As new polls show a narrow margin separating them, President Barack Obama and Mitt Romney will face questions on their plans for Medicare, Medicaid and overhauling the health system during tonight's debate. The focus will be on domestic policy, and at least 15 minutes will be dedicated to health care.
The Wall Street Journal: Race Tightens In 2 States As Ohio Gap Widens
Biting into President Barack Obama's lead over the past three weeks, Mr. Romney trails the president by a single percentage point among likely voters in Florida and by two points in Virginia, the new Wall Street Journal/NBC News/Marist Poll surveys show. Both races are statistical dead heats, as Mr. Obama's leads fall within the surveys' margin of error. But Mr. Romney trails by eight percentage points among likely voters in Ohio (Murray, 10/3).
The New York Times: Claims Likely To Surface In Debate And Facts Behind Them
Both candidates agree that the health care program for older Americans, the single-biggest contributor to projected deficits, cannot continue growing at current rates. They disagree on how, and how much, to curb it. Mr. Romney favors shifting from the open-ended, fee-for-service Medicare program to one giving each beneficiary a fixed annual amount to buy private insurance or a Medicare option. … Mr. Obama, who says Mr. Romney would "voucherize" the program, instead backs marginal changes, including lower payments to providers of health care like doctors and insurers (Calmes and Harwood, 10/2).
The Associated Press: First Debate Sets Up Moment Of High-Risk Theater
The central role of the economy in this election is evident in the topics selected for the first three of the night's six debate segments: The Economy I, The Economy II and The Economy III. The last three segments will focus on health care, the role of government and governing (Hunt and Benac, 10/3).
On the lighter side -
Kaiser Health News Capsules blog: “Health Savings Accounts”? I Have Bingo!
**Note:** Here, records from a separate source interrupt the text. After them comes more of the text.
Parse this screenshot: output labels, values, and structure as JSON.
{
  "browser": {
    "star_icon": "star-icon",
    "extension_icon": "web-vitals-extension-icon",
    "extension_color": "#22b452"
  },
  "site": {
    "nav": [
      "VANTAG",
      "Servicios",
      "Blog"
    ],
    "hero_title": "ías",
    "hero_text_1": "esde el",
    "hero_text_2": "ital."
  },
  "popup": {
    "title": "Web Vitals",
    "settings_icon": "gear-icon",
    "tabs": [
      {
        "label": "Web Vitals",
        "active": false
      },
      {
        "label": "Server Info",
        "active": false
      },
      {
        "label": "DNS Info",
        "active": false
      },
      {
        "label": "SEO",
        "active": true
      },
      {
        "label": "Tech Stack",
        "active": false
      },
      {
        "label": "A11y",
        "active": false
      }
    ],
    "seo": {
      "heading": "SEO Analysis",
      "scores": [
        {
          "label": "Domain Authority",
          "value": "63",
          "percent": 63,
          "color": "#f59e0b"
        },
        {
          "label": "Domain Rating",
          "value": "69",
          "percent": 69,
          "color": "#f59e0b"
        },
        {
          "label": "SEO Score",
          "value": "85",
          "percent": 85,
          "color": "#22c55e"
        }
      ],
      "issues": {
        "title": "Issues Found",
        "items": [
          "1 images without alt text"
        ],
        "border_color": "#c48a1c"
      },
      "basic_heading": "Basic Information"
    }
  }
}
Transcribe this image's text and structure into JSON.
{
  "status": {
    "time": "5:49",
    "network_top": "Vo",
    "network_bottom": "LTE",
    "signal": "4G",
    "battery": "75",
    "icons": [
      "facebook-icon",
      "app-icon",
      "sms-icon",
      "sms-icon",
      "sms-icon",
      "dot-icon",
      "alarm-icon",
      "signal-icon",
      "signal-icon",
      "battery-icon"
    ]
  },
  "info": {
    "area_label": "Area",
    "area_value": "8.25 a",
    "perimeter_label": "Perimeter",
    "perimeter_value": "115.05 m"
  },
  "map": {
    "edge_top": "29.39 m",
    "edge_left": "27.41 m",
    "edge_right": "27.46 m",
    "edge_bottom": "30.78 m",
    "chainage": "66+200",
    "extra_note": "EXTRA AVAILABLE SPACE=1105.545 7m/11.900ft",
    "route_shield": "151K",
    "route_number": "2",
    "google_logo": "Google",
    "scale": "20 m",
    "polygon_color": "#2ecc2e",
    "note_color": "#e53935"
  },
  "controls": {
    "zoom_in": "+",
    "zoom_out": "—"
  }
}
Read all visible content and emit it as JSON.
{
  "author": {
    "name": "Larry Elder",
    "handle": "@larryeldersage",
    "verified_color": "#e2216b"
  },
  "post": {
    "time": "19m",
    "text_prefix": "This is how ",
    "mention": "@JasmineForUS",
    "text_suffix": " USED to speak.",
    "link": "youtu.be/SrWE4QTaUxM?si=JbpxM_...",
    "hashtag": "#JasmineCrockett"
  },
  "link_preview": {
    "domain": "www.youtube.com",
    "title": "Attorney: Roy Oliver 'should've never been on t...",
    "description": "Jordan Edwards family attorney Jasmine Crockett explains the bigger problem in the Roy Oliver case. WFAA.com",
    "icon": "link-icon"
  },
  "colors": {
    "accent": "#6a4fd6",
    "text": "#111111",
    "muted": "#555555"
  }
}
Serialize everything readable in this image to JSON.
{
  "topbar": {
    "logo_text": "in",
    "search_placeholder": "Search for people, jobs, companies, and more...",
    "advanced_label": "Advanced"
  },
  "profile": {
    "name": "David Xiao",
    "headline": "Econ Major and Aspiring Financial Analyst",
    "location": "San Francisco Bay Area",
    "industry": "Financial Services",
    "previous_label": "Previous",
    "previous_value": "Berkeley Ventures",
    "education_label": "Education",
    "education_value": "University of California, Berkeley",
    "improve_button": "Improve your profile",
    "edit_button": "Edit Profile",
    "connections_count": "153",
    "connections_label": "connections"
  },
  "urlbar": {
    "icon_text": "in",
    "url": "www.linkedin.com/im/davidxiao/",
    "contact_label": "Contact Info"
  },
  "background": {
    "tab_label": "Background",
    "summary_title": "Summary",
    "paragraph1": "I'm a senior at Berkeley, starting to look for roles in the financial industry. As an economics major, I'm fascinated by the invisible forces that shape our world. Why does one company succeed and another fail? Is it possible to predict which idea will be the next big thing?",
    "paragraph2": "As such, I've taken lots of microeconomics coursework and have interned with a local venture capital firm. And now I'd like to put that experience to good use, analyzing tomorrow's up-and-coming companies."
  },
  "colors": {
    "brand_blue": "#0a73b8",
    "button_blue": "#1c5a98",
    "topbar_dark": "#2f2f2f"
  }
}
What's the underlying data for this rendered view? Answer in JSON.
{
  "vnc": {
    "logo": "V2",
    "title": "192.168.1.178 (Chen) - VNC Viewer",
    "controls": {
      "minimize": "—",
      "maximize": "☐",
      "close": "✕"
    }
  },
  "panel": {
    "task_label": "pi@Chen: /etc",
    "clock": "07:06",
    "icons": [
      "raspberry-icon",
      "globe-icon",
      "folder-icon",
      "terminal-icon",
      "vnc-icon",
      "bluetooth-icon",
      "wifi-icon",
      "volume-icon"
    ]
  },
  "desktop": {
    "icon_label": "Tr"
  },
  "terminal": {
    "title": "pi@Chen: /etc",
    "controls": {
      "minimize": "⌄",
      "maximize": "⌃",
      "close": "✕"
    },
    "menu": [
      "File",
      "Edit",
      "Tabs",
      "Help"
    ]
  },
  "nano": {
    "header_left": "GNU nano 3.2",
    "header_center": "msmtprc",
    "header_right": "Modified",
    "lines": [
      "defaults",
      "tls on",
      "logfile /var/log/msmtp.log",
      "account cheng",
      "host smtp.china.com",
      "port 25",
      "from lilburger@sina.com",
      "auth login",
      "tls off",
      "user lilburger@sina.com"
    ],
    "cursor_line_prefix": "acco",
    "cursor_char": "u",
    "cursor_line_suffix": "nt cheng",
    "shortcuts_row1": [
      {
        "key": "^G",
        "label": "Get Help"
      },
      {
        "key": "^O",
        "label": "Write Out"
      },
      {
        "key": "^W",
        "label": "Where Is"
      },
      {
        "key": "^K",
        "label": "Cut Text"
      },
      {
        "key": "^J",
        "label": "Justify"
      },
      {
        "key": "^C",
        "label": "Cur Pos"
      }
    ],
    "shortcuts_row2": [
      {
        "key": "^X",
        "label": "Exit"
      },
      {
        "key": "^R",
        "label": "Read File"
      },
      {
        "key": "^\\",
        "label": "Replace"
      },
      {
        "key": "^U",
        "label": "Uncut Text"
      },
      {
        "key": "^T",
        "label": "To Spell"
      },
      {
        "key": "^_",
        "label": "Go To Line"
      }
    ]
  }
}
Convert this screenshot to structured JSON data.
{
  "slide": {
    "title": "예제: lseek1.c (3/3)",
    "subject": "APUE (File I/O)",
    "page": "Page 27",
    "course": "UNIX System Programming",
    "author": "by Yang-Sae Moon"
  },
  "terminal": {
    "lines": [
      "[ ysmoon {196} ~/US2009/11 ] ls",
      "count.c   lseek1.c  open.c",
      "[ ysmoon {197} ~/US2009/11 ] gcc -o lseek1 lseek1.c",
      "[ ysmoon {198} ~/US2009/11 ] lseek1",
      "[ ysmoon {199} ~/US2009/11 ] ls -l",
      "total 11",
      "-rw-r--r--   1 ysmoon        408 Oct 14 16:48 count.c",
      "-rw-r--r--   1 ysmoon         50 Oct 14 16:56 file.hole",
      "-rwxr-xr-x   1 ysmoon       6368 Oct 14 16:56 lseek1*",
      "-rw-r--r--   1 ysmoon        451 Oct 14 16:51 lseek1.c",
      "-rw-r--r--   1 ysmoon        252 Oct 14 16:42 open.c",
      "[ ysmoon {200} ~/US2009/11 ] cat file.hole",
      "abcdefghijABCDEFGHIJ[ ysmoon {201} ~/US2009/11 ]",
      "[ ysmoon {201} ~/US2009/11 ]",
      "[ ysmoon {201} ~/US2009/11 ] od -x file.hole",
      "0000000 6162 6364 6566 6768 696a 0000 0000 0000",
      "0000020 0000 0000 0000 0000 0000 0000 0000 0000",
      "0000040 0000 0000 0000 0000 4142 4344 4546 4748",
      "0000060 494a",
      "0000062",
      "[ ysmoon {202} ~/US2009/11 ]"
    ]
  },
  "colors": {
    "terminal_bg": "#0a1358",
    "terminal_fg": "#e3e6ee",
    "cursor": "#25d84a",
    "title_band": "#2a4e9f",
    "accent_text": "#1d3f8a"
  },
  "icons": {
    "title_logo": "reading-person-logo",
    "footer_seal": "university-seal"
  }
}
There’s no better way to help you stay focused on the questions and answers than with a good, old fashioned game of BINGO. Or in this case, DEBATE-O. The game card below is filled with terms that the two candidates might use to describe their own plans and to attack their opponent’s plans. Each time you hear a word or phrase that’s on your game card, click on it (10/2).